It was a quick hilly jaunt this lunchtime, and I didn't think about much other than the steady thump, thump of my feet on the tarmac. Something to do with running up hills makes it hard for me to concentrate on much else other than my feet and breathing.
The one thing that was wandering across my mind was a comment I'd read earlier on the Guardian website, which was something along the lines of: 'why do we need mange tout from Kenya in December?'
Now, leaving aside the obvious (and pretty facetious) answer that it's because mange tout don't grow here in December, the underlying logic of the question – based as it is on the premise that the insane merry-go round whereby Africans grow mange-tout as a cash crop in order to earn currency that is then spent on buying. . . food (as well as imported pesticides and fertilisers) is basically a bad thing – is not unreasonable. The thing that makes me wonder though is that, really, the logic should just as well be extended to bananas, or apples in the summer, or coffee or chocolate or citrus fruit. If it's OK to import all these things that we can't grow here, why is there such a backlash against mange-tout, green beans and asparagus? Just what have the African legumes done to people that is so bad?

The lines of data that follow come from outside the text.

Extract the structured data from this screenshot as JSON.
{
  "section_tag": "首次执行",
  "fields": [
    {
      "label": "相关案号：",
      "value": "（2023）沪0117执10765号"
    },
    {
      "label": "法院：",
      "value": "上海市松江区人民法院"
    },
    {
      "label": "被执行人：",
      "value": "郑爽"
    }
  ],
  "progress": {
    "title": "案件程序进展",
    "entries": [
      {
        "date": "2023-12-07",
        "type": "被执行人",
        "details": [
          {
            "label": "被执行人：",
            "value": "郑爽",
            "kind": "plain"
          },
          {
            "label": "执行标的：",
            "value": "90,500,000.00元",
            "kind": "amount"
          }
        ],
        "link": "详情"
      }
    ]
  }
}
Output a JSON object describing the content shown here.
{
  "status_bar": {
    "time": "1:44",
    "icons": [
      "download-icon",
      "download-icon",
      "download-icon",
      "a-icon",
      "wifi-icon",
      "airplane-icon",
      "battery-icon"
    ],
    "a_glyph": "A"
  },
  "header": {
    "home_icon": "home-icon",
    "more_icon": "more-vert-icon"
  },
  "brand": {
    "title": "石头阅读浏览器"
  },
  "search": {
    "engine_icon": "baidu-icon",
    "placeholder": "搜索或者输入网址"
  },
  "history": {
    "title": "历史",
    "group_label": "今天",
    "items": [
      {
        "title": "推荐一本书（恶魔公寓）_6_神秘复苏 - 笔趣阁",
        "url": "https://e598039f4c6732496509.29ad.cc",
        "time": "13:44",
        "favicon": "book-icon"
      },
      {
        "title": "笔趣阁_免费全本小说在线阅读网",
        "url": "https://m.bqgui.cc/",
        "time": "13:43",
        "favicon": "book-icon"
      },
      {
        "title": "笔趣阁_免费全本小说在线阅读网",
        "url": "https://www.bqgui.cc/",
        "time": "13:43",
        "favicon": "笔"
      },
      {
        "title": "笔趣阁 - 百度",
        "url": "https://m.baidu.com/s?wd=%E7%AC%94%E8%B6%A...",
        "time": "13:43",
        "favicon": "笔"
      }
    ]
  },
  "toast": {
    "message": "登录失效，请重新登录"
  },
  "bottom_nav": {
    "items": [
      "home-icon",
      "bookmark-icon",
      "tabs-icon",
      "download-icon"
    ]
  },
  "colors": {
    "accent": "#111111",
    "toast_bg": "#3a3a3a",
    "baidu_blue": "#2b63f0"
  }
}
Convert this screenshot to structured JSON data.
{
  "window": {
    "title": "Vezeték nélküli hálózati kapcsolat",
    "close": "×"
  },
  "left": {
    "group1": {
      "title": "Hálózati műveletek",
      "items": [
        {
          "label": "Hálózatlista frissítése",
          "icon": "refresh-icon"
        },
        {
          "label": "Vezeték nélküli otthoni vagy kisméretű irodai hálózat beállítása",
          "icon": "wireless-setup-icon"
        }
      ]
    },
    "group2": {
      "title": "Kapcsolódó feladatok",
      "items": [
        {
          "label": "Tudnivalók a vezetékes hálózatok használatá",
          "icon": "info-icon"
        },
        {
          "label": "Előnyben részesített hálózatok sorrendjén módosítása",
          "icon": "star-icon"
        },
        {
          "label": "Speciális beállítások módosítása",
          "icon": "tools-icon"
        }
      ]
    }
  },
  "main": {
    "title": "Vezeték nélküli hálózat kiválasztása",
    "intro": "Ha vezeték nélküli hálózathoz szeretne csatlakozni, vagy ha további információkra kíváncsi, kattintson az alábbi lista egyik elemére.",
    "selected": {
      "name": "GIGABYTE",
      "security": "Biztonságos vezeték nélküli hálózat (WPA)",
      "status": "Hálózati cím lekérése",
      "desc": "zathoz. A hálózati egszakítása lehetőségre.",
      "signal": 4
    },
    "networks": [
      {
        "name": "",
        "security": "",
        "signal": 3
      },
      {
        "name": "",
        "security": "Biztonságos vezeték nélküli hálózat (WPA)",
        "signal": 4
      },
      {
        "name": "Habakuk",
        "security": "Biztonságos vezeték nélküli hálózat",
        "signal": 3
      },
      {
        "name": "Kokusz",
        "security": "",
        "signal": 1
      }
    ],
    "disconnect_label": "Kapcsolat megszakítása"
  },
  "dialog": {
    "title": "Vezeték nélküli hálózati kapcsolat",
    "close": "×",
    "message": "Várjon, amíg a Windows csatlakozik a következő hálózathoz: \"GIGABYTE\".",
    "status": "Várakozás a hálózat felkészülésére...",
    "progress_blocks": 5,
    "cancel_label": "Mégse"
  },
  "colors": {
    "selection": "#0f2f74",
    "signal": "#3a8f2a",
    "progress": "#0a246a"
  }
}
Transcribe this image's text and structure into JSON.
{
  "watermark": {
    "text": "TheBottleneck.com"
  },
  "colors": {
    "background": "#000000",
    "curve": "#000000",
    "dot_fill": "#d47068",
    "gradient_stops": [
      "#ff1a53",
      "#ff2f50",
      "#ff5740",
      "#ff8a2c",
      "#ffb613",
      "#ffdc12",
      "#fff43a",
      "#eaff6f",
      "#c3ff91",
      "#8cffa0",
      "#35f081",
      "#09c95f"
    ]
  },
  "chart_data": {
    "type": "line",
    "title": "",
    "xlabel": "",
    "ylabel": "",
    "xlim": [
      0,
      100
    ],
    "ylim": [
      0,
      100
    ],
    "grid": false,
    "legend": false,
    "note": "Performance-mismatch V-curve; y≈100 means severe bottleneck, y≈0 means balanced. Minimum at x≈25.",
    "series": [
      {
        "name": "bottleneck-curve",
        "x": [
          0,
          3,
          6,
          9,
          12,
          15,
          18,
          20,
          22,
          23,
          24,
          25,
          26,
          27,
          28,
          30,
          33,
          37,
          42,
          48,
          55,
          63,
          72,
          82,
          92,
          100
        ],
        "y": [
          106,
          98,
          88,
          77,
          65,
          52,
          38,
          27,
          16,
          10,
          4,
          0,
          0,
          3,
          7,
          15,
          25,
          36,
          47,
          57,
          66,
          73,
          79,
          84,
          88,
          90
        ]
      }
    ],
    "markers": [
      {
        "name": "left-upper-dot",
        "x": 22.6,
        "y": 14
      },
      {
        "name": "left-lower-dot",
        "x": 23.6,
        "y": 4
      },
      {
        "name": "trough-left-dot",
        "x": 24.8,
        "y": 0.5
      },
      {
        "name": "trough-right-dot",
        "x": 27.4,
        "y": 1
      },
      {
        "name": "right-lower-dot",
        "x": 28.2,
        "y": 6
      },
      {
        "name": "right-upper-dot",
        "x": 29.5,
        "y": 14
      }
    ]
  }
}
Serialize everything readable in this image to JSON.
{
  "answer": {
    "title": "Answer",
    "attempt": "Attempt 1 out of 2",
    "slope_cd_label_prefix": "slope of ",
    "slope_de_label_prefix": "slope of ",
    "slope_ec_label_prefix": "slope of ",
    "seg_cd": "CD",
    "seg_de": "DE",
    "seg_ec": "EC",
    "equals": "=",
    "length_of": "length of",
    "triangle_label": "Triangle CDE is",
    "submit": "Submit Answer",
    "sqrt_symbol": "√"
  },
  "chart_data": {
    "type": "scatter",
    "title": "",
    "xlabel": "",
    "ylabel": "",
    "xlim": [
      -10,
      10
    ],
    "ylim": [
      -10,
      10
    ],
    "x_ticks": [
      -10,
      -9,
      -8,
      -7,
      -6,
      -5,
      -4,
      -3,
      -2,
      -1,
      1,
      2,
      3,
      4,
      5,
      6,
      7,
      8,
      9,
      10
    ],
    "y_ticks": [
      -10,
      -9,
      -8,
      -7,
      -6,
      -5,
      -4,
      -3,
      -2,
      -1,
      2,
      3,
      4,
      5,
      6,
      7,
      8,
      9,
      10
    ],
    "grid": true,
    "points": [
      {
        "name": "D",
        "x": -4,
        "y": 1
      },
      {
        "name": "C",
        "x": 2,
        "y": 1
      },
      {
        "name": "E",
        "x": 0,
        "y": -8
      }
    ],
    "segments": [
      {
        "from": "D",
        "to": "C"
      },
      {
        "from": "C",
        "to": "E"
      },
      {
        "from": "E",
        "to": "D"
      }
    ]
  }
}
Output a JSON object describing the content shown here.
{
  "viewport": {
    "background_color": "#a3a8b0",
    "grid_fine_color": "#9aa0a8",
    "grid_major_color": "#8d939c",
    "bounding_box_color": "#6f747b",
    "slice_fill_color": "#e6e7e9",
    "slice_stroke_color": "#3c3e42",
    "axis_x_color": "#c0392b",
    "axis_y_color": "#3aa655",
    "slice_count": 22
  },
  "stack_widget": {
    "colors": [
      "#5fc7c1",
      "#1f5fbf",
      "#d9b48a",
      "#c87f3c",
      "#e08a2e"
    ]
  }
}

Pace: Again didn't time it. I really must dig out my watch
Location: Cotham and St Michael's hill, Bristol